Alongside D.A. Carson’s undeniable sagacity is humility.
He has an unassuming air, as if consciously aware that his knowledge is a gift from God for the purpose of winning people to the Kingdom. Carson, research professor of New Testament at Trinity Evangelical Divinity School in Deerfield, Ill., is passionate about upholding the word of God as the Christian’s final authority and wields his knowledge to this purpose. During the “Revive Us Again” prayer conference at Biltmore Baptist Church March 13-14, Carson spoke about how the word of God should reform every area in a Christian’s life, especially prayer.

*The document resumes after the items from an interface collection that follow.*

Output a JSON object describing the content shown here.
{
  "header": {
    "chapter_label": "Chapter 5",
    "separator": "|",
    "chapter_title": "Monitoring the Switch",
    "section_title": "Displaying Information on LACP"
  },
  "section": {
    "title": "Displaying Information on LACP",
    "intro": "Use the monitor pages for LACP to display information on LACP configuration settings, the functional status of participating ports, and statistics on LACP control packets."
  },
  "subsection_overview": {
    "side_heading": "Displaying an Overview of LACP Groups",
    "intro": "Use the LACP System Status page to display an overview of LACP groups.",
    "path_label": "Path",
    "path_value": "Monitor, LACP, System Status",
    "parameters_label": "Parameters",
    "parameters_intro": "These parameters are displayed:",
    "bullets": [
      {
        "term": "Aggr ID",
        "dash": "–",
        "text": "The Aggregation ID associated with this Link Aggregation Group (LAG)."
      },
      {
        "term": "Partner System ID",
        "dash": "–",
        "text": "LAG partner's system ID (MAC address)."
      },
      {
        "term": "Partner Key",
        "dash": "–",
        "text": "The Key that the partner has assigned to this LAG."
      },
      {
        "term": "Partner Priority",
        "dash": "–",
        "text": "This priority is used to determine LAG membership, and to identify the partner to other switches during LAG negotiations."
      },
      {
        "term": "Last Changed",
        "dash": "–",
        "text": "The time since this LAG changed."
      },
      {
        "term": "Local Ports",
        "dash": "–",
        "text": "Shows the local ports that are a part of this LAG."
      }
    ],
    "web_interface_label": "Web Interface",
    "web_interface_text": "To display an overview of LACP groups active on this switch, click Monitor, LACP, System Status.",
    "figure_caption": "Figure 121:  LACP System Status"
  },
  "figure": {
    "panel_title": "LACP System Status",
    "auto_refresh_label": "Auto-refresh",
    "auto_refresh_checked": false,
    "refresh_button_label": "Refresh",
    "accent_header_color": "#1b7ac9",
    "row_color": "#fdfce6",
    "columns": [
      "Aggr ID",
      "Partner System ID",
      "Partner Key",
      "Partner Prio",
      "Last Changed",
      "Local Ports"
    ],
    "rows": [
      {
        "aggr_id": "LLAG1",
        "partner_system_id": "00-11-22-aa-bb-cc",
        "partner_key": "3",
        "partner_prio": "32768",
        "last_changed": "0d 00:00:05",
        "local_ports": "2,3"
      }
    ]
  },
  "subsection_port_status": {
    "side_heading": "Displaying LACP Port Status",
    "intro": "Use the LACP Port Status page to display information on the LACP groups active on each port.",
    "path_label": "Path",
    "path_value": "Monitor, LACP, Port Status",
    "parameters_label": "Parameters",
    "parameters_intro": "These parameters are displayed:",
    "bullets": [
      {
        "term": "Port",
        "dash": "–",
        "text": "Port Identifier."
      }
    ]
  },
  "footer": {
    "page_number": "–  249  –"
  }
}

As Paul did in Ephesians 3, Christians should pray for the life-transforming power of Christ and a better understanding of the limitless dimensions of Christ’s love. In returning to a biblical standard of prayer, Christians must pray for Christ’s power to strengthen and transform. The Christian must cry out for “a demonstration of God’s power” to work in him, making him “the habitation of the almighty God,” Carson said.
Paul desired for the Ephesians to be established in the Savior’s transforming love and to know God’s love in such a way that “knowing it might surpass all that could be known.” Carson directed his audience to ask God “to show you the ugliness of sin and the spectacular love of Christ that deals with it.” Then “you will see how wide, long, high and deep is this love of Jesus that surpasses knowledge,” he said.

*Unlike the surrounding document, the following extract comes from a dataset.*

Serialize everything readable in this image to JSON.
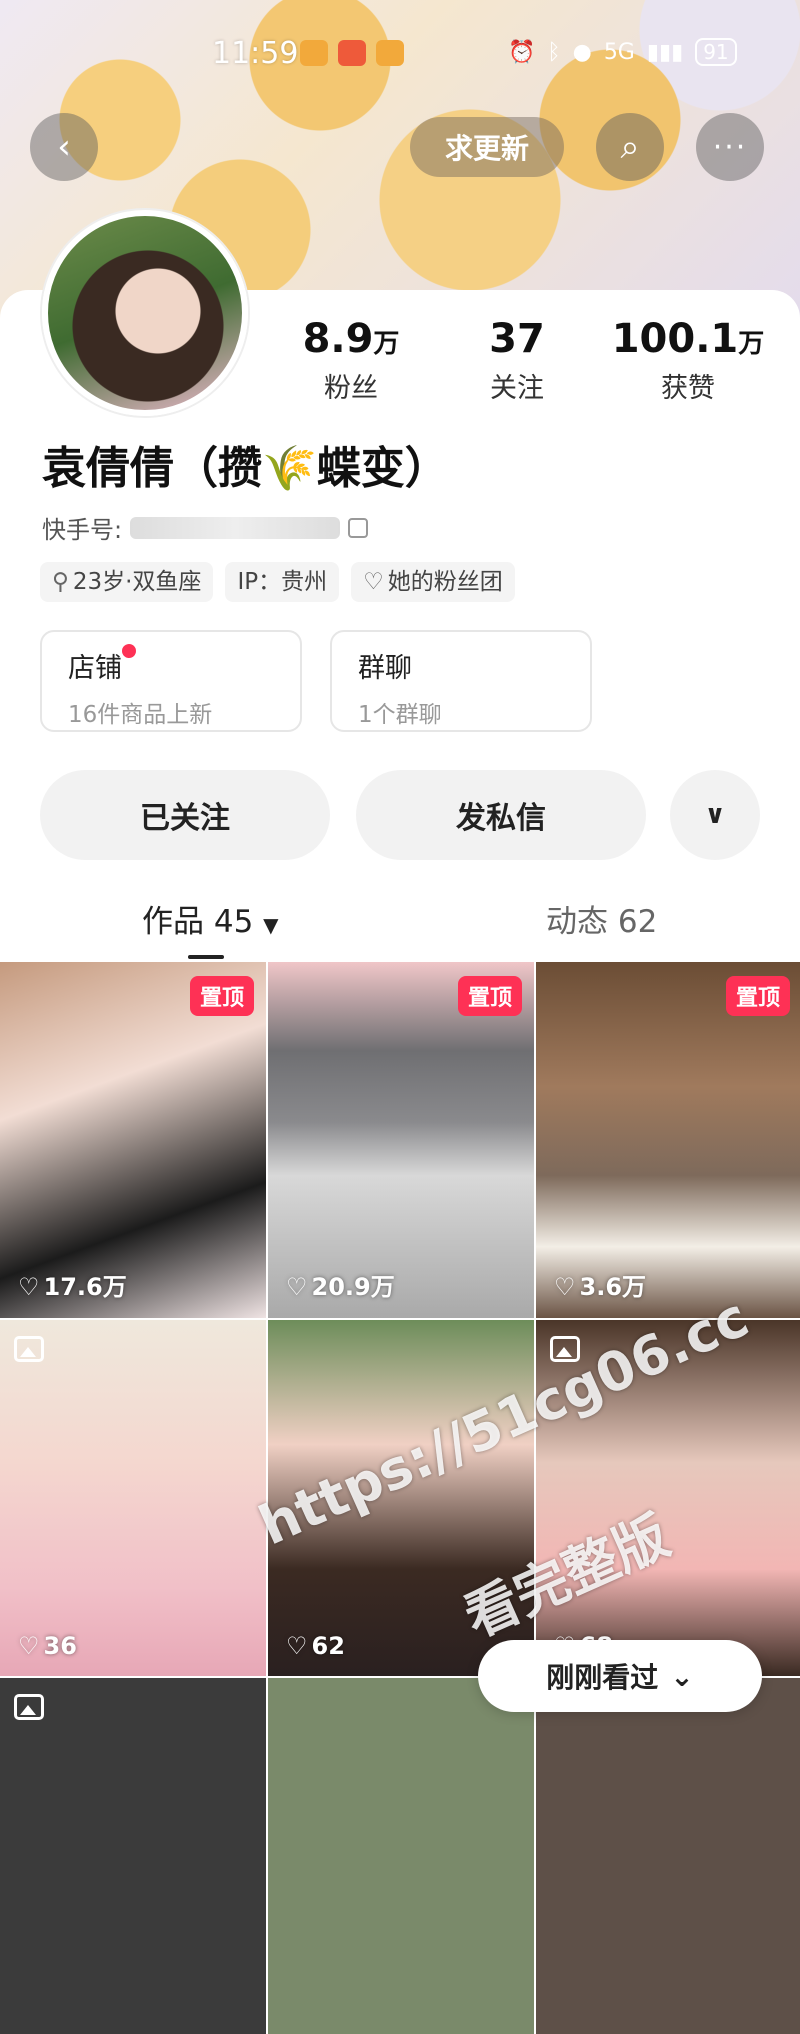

The church needs intercessors and Christians must beg God, as Moses did during the account of the golden calf, for mercy. Christians must beg God not to pour out upon His church the judgment it deserves. “Moses seeks the favor of God and asks Him to relent and not bring disaster,” Carson said. Moses pleads upon God’s mercy and God relents. God does not drift through interactions with His people but “He expects this unrelenting intercession, this dynamic experience,” Carson said.
Carson urged believers to acquire a vision of God’s holiness, the awfulness of sin and empathy for fellow believers that would “lead you to stand in the gap” as Moses did for the Israelites. He asked God to “blot out” his life if He would not forgive the Israelites. Moses stood in the gap, willing to take the punishment. Carson admitted, “It is rare I find myself thinking of things like that.” Yet, Christians must think and pray like that, he said.
In response to Moses’ plea, God unpacks His character, showing He is compassionate and gracious but cannot let the guilty go unpunished. Moses begs God to go with the Israelites, whether he shows compassion or justly punishes them. He knew the Israelites were nothing without God. Believers must recognize, as did Moses, that without God, “everything else is a disaster.” There is no one to whom Christians can go except God. Therefore, pray and beg for God’s presence, regardless of what it brings, Carson said.
Revival is God-given, but Christians must reform their prayers so that they seek God and not an event. Prayer for revival must not simply be prayer for an experience. Rather, it must be that God’s people be holy and delight in Him rather than self-made pursuits of “religiosity,” Carson said. Christians must return to a biblical standard of prayer and not any other man-made measure. This is why Carson urged believers to pray scripturally and “find life, purpose, and hope” in Christ through His word.
(EDITOR’S NOTE — Hebda is a freelance writer for the BSC.)